■ **TASK STATEMENT**
Look for the word "handle" in the data below, and copy every line that holds it.

Start of DATA FOR REVIEW

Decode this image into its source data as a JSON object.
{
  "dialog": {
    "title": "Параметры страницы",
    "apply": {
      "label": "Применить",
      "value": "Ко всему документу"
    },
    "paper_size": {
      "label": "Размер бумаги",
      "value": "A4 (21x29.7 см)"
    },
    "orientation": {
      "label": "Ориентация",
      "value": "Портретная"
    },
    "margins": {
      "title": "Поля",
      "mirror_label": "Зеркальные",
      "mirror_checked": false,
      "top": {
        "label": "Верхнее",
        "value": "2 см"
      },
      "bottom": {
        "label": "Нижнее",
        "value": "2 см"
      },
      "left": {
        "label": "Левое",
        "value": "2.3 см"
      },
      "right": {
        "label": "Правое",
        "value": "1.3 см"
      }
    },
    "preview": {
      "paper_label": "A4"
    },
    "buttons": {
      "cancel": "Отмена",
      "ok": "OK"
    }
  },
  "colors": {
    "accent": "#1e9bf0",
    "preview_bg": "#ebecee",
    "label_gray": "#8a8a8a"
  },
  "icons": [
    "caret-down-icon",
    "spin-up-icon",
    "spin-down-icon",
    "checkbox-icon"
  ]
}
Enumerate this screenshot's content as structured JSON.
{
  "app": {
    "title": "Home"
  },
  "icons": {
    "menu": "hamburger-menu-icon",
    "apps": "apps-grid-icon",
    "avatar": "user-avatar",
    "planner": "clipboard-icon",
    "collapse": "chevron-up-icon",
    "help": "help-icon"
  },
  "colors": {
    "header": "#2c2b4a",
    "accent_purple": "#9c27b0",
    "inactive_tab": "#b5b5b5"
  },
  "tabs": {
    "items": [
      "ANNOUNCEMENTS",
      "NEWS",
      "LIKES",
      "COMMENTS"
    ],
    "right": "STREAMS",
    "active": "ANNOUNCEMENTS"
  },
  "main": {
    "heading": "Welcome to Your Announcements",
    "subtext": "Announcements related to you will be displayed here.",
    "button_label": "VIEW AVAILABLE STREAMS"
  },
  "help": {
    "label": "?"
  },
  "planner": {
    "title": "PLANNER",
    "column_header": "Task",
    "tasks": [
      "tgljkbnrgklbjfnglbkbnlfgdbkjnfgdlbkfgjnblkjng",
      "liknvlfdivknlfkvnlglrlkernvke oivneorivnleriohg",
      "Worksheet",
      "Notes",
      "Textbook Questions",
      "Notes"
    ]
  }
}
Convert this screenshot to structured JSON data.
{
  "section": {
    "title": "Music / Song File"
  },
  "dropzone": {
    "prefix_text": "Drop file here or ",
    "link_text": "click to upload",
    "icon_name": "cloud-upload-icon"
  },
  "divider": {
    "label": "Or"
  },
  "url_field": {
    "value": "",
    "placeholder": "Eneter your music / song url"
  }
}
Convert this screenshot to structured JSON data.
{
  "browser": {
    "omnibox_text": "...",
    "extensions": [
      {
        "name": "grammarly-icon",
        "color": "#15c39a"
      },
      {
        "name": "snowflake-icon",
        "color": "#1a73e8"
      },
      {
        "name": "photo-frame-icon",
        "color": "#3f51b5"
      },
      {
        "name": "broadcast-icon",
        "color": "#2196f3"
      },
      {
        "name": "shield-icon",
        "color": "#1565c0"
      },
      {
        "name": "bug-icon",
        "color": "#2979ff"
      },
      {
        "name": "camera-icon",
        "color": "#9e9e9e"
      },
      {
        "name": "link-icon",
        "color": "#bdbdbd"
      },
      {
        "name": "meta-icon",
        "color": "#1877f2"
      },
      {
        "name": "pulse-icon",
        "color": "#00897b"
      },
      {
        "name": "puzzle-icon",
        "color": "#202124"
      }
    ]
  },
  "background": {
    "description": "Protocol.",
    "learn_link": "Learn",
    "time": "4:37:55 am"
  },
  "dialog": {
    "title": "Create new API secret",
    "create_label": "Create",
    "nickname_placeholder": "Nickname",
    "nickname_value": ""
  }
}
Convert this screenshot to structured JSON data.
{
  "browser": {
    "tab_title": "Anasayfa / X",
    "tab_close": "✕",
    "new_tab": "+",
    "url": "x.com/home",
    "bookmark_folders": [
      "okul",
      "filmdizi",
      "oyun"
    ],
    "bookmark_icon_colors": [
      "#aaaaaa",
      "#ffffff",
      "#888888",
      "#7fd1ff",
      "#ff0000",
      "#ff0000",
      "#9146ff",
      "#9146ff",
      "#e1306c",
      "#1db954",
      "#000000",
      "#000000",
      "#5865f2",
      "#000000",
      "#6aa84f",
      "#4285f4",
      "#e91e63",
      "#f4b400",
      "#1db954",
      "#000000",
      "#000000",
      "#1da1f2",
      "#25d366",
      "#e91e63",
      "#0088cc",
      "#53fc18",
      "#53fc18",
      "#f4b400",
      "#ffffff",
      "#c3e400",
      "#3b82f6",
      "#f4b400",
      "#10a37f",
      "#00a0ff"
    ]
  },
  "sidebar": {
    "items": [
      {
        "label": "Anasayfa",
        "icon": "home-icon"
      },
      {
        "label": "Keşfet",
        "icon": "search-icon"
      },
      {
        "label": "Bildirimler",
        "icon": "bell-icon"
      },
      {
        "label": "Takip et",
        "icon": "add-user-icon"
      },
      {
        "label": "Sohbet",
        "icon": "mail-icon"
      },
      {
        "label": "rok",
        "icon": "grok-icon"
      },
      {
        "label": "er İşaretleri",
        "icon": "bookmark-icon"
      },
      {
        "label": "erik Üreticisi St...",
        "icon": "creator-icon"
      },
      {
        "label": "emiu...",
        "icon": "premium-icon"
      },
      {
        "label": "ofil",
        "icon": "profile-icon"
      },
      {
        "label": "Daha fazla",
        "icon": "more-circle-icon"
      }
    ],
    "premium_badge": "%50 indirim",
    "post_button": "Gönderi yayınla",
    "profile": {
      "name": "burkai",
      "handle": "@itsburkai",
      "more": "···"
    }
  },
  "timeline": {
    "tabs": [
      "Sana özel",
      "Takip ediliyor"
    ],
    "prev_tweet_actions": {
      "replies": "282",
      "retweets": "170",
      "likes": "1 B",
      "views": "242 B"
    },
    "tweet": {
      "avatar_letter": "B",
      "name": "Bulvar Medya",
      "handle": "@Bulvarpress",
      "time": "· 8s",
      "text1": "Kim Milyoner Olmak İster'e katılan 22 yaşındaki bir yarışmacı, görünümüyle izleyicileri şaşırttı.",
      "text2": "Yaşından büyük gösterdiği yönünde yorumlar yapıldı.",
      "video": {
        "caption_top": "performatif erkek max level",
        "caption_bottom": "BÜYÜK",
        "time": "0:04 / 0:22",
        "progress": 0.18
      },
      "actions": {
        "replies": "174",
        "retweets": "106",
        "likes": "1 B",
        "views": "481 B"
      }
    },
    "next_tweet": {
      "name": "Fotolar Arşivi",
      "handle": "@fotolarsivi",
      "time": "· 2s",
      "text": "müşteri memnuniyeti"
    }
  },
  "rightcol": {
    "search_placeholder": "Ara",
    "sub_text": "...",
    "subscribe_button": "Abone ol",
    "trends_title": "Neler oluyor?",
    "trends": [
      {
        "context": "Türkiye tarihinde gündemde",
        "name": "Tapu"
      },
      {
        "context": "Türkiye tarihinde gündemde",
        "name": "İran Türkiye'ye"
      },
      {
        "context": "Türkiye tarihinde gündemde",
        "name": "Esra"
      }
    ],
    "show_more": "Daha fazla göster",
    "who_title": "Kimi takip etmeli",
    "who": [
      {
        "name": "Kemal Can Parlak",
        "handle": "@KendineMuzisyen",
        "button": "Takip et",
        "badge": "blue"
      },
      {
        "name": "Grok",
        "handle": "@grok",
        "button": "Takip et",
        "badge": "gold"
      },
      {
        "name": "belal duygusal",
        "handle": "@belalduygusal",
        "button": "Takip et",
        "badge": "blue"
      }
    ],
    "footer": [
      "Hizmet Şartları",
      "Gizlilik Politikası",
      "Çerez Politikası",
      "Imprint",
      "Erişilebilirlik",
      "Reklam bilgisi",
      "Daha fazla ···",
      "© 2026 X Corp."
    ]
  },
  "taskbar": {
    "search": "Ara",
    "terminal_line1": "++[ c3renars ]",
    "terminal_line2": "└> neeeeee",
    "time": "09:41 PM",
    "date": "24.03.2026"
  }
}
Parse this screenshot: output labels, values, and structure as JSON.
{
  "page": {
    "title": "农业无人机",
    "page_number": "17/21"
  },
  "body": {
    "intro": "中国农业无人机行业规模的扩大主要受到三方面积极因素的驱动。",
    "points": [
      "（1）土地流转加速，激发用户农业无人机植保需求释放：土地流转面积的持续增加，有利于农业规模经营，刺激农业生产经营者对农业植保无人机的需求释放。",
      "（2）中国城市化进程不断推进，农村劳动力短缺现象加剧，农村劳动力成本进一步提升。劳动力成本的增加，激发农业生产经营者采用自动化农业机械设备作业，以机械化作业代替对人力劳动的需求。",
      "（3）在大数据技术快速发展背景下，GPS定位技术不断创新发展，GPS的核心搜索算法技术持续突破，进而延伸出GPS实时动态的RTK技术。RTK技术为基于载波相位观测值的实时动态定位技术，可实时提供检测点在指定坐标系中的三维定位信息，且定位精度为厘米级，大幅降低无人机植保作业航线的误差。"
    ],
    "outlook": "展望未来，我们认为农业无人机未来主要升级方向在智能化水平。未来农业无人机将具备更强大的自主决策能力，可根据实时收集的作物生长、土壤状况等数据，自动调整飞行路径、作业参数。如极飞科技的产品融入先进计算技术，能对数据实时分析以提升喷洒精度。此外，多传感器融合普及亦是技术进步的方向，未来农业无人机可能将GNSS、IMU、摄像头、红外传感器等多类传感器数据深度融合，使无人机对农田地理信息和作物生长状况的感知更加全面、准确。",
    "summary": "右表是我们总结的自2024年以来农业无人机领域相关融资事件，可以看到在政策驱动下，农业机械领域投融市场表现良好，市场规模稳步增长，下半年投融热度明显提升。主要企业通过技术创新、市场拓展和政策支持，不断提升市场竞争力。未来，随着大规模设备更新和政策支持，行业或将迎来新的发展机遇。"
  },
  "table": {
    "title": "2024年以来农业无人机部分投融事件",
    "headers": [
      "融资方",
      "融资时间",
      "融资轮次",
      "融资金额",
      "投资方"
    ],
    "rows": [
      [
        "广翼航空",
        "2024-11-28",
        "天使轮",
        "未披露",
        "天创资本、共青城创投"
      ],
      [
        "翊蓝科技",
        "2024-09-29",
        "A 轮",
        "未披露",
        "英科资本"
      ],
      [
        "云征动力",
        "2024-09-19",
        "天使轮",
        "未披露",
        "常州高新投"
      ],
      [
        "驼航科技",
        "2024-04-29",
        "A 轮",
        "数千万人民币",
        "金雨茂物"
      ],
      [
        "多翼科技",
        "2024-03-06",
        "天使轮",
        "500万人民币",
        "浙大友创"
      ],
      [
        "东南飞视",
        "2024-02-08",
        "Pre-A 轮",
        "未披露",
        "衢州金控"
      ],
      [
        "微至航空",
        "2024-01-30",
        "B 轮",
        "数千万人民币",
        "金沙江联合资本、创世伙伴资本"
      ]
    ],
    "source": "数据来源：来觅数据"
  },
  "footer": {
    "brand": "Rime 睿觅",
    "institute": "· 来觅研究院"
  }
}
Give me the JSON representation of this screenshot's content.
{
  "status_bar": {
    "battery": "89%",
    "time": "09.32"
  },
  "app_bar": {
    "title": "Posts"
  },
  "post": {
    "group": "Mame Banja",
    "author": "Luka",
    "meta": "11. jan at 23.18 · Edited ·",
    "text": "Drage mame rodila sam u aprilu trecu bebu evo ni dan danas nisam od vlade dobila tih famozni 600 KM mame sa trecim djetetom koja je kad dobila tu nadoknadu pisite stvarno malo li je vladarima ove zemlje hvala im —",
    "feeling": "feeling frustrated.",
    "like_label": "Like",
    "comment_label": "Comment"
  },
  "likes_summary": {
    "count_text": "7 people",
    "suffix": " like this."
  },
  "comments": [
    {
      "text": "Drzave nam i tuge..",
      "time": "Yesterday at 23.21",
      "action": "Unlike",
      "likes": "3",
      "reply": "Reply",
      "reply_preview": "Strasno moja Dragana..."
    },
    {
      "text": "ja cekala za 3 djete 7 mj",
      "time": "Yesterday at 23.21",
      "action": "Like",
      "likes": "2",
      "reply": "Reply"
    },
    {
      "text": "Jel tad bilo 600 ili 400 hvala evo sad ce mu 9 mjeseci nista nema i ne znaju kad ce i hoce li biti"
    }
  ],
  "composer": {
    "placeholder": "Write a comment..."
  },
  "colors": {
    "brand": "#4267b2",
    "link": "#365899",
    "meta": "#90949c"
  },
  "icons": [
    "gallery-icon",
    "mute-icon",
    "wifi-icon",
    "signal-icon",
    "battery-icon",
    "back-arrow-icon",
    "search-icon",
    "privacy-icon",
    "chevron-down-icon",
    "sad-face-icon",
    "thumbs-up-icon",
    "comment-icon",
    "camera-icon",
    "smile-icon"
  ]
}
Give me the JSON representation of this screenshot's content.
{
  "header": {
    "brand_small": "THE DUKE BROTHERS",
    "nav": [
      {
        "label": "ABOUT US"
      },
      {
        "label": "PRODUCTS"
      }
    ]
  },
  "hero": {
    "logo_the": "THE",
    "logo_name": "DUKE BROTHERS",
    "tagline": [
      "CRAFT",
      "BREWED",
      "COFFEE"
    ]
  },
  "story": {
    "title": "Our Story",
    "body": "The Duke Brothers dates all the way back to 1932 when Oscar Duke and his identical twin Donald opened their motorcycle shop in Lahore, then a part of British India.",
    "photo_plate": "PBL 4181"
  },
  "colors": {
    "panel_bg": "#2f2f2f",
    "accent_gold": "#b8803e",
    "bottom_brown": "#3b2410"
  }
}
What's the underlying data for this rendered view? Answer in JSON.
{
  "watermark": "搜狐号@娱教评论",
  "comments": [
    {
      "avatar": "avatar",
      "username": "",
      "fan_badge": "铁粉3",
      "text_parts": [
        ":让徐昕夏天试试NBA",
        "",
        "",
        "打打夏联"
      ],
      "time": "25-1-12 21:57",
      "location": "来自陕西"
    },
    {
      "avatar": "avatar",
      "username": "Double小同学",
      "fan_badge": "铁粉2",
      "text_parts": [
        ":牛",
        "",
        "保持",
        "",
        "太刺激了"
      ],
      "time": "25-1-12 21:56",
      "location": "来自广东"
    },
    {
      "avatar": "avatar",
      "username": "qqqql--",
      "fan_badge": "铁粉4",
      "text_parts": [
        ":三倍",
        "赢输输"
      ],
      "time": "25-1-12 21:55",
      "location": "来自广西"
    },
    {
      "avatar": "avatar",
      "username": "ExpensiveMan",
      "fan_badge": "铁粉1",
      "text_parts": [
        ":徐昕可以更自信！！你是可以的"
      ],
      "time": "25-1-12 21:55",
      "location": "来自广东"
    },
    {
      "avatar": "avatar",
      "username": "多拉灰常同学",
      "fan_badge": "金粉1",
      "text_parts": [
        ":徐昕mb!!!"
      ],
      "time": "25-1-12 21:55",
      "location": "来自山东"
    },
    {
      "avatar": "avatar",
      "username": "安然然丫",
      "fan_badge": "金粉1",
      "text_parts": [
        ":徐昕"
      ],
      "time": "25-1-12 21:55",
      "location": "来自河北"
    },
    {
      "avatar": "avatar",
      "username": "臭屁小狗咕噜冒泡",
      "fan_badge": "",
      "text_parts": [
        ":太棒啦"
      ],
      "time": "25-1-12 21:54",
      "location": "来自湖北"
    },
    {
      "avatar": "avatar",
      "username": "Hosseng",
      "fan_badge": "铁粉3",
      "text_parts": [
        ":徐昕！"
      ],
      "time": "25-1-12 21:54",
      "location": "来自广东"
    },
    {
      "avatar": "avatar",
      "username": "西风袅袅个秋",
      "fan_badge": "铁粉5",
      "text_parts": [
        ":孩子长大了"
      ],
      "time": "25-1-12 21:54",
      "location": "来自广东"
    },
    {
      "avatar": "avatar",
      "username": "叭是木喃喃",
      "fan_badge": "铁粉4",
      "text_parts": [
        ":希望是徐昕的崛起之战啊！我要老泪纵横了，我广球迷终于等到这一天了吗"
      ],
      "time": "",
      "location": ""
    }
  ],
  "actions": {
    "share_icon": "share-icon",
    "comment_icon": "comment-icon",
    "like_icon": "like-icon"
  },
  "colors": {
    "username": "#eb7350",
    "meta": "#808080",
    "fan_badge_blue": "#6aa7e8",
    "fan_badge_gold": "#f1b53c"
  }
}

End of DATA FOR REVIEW

■ **YOUR RESPONSE**
      "handle": "@itsburkai",
      "handle": "@Bulvarpress",
      "handle": "@fotolarsivi",
        "handle": "@KendineMuzisyen",
        "handle": "@grok",
        "handle": "@belalduygusal",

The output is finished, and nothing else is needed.